## Directions for this task
Write the data out again, character for character, with no images.

*** Opening of Material for this task ***

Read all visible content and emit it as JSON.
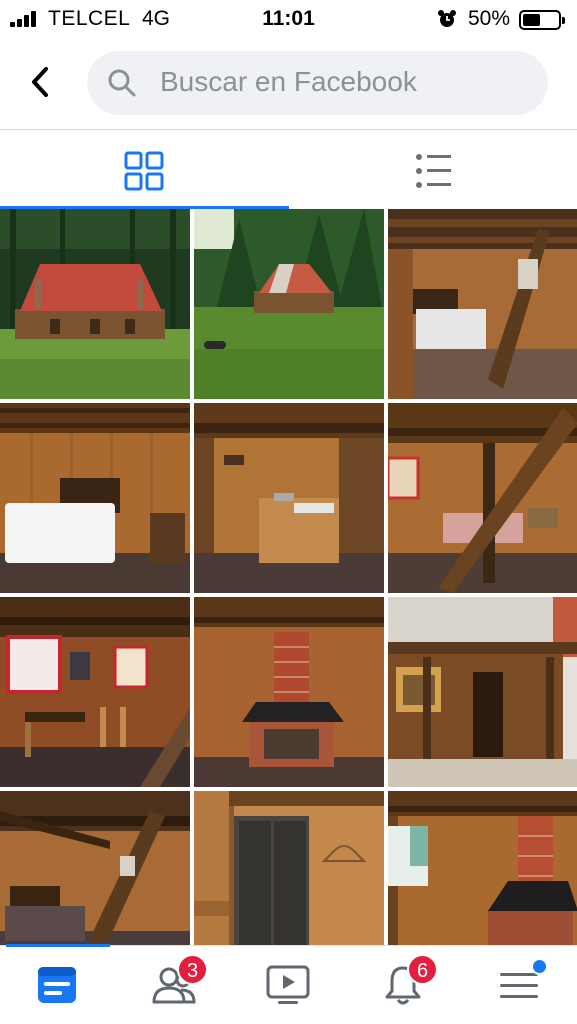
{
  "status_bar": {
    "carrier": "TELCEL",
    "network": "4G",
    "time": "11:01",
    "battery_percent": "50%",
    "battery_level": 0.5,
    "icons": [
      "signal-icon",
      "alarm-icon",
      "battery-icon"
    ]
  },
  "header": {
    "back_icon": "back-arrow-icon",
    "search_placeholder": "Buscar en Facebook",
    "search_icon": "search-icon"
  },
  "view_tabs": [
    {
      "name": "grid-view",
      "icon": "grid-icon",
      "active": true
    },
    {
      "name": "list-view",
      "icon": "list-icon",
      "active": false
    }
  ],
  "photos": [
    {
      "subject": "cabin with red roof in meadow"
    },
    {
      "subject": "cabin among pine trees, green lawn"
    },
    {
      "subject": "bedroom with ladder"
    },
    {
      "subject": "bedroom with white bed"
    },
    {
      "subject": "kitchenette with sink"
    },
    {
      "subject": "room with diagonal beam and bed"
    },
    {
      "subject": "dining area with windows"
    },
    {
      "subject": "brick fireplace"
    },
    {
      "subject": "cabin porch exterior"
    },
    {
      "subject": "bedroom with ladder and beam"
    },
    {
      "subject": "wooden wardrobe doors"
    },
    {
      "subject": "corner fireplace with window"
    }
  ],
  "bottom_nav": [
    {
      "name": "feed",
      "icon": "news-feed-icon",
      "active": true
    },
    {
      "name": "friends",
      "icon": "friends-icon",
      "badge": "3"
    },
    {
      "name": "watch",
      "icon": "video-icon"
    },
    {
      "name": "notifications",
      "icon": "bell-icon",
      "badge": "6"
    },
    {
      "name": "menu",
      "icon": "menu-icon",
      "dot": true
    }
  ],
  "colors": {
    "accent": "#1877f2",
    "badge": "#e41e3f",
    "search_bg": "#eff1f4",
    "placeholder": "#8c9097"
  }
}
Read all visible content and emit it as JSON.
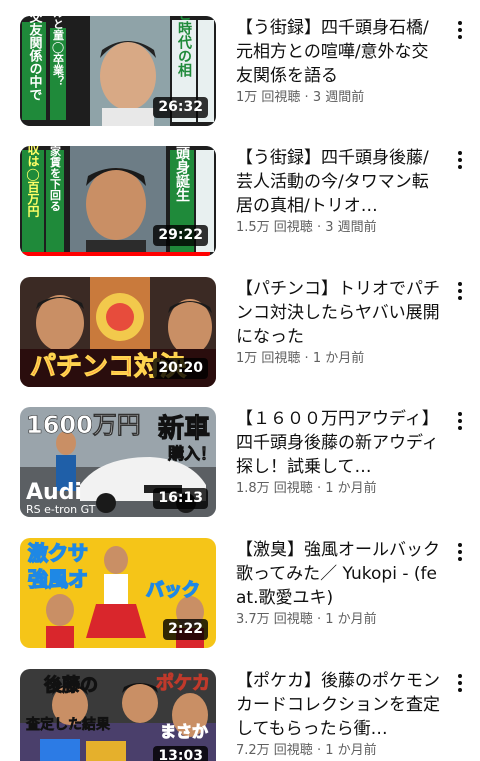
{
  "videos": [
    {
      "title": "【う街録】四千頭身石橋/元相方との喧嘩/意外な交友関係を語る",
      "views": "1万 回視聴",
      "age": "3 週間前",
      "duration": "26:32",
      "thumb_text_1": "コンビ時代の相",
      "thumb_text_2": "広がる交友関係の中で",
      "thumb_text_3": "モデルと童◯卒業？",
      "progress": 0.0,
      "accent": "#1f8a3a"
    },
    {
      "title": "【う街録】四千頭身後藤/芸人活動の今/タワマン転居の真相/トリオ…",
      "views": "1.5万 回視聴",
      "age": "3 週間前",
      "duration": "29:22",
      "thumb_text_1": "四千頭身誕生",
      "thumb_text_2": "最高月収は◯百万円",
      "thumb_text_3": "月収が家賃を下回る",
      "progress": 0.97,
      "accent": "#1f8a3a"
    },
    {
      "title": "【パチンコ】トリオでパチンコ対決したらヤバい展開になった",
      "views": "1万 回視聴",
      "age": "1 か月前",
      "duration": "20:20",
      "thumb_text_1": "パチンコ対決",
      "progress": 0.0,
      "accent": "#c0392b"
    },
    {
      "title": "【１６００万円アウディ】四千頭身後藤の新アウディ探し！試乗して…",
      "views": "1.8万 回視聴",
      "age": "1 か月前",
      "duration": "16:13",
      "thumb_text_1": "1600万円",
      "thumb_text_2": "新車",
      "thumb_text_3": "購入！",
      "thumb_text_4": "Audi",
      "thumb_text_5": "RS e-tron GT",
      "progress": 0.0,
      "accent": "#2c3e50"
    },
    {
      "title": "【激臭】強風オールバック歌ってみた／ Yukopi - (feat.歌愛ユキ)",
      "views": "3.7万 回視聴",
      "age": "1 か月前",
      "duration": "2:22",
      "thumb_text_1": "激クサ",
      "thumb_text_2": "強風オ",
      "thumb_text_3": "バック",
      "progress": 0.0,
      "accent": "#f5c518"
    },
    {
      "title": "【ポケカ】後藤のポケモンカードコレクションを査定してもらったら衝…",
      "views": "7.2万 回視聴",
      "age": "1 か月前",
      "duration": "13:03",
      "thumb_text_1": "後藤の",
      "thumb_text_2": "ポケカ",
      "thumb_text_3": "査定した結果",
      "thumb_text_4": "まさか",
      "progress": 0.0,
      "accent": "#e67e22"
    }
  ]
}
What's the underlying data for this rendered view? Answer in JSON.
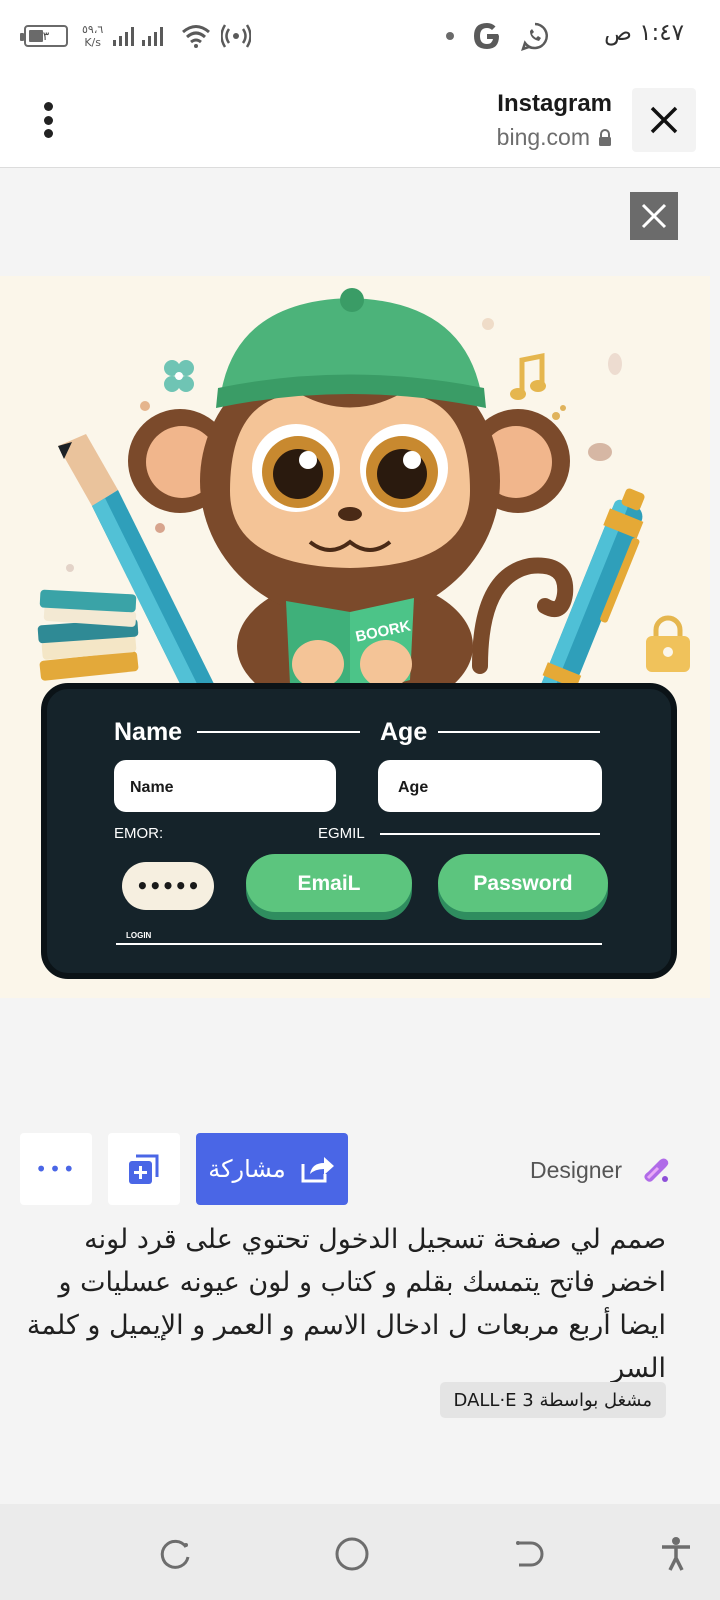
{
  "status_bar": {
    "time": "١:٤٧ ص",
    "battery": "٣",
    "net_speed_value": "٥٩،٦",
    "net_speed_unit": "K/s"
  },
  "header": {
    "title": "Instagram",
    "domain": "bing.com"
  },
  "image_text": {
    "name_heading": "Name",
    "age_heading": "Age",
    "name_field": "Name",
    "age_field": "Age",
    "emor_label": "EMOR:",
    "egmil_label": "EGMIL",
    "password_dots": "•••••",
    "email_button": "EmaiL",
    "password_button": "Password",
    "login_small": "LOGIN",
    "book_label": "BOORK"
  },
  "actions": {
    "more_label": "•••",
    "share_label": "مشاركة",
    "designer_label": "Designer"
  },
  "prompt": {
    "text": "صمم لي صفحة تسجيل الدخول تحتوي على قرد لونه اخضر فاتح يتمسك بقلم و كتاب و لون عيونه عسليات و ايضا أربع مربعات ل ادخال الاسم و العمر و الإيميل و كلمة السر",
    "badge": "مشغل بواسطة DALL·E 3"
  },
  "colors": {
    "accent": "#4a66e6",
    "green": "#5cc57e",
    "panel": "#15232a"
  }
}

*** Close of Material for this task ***

## Your solution
Read all visible content and emit it as JSON.
{
  "status_bar": {
    "carrier": "TELCEL",
    "network": "4G",
    "time": "11:01",
    "battery_percent": "50%",
    "battery_level": 0.5,
    "icons": [
      "signal-icon",
      "alarm-icon",
      "battery-icon"
    ]
  },
  "header": {
    "back_icon": "back-arrow-icon",
    "search_placeholder": "Buscar en Facebook",
    "search_icon": "search-icon"
  },
  "view_tabs": [
    {
      "name": "grid-view",
      "icon": "grid-icon",
      "active": true
    },
    {
      "name": "list-view",
      "icon": "list-icon",
      "active": false
    }
  ],
  "photos": [
    {
      "subject": "cabin with red roof in meadow"
    },
    {
      "subject": "cabin among pine trees, green lawn"
    },
    {
      "subject": "bedroom with ladder"
    },
    {
      "subject": "bedroom with white bed"
    },
    {
      "subject": "kitchenette with sink"
    },
    {
      "subject": "room with diagonal beam and bed"
    },
    {
      "subject": "dining area with windows"
    },
    {
      "subject": "brick fireplace"
    },
    {
      "subject": "cabin porch exterior"
    },
    {
      "subject": "bedroom with ladder and beam"
    },
    {
      "subject": "wooden wardrobe doors"
    },
    {
      "subject": "corner fireplace with window"
    }
  ],
  "bottom_nav": [
    {
      "name": "feed",
      "icon": "news-feed-icon",
      "active": true
    },
    {
      "name": "friends",
      "icon": "friends-icon",
      "badge": "3"
    },
    {
      "name": "watch",
      "icon": "video-icon"
    },
    {
      "name": "notifications",
      "icon": "bell-icon",
      "badge": "6"
    },
    {
      "name": "menu",
      "icon": "menu-icon",
      "dot": true
    }
  ],
  "colors": {
    "accent": "#1877f2",
    "badge": "#e41e3f",
    "search_bg": "#eff1f4",
    "placeholder": "#8c9097"
  }
}
Read all visible content and emit it as JSON.
{
  "videos": [
    {
      "title": "【う街録】四千頭身石橋/元相方との喧嘩/意外な交友関係を語る",
      "views": "1万 回視聴",
      "age": "3 週間前",
      "duration": "26:32",
      "thumb_text_1": "コンビ時代の相",
      "thumb_text_2": "広がる交友関係の中で",
      "thumb_text_3": "モデルと童◯卒業？",
      "progress": 0.0,
      "accent": "#1f8a3a"
    },
    {
      "title": "【う街録】四千頭身後藤/芸人活動の今/タワマン転居の真相/トリオ…",
      "views": "1.5万 回視聴",
      "age": "3 週間前",
      "duration": "29:22",
      "thumb_text_1": "四千頭身誕生",
      "thumb_text_2": "最高月収は◯百万円",
      "thumb_text_3": "月収が家賃を下回る",
      "progress": 0.97,
      "accent": "#1f8a3a"
    },
    {
      "title": "【パチンコ】トリオでパチンコ対決したらヤバい展開になった",
      "views": "1万 回視聴",
      "age": "1 か月前",
      "duration": "20:20",
      "thumb_text_1": "パチンコ対決",
      "progress": 0.0,
      "accent": "#c0392b"
    },
    {
      "title": "【１６００万円アウディ】四千頭身後藤の新アウディ探し！試乗して…",
      "views": "1.8万 回視聴",
      "age": "1 か月前",
      "duration": "16:13",
      "thumb_text_1": "1600万円",
      "thumb_text_2": "新車",
      "thumb_text_3": "購入！",
      "thumb_text_4": "Audi",
      "thumb_text_5": "RS e-tron GT",
      "progress": 0.0,
      "accent": "#2c3e50"
    },
    {
      "title": "【激臭】強風オールバック歌ってみた／ Yukopi - (feat.歌愛ユキ)",
      "views": "3.7万 回視聴",
      "age": "1 か月前",
      "duration": "2:22",
      "thumb_text_1": "激クサ",
      "thumb_text_2": "強風オ",
      "thumb_text_3": "バック",
      "progress": 0.0,
      "accent": "#f5c518"
    },
    {
      "title": "【ポケカ】後藤のポケモンカードコレクションを査定してもらったら衝…",
      "views": "7.2万 回視聴",
      "age": "1 か月前",
      "duration": "13:03",
      "thumb_text_1": "後藤の",
      "thumb_text_2": "ポケカ",
      "thumb_text_3": "査定した結果",
      "thumb_text_4": "まさか",
      "progress": 0.0,
      "accent": "#e67e22"
    }
  ]
}
What's the underlying data for this rendered view? Answer in JSON.
{
  "status_bar": {
    "time": "١:٤٧ ص",
    "battery": "٣",
    "net_speed_value": "٥٩،٦",
    "net_speed_unit": "K/s"
  },
  "header": {
    "title": "Instagram",
    "domain": "bing.com"
  },
  "image_text": {
    "name_heading": "Name",
    "age_heading": "Age",
    "name_field": "Name",
    "age_field": "Age",
    "emor_label": "EMOR:",
    "egmil_label": "EGMIL",
    "password_dots": "•••••",
    "email_button": "EmaiL",
    "password_button": "Password",
    "login_small": "LOGIN",
    "book_label": "BOORK"
  },
  "actions": {
    "more_label": "•••",
    "share_label": "مشاركة",
    "designer_label": "Designer"
  },
  "prompt": {
    "text": "صمم لي صفحة تسجيل الدخول تحتوي على قرد لونه اخضر فاتح يتمسك بقلم و كتاب و لون عيونه عسليات و ايضا أربع مربعات ل ادخال الاسم و العمر و الإيميل و كلمة السر",
    "badge": "مشغل بواسطة DALL·E 3"
  },
  "colors": {
    "accent": "#4a66e6",
    "green": "#5cc57e",
    "panel": "#15232a"
  }
}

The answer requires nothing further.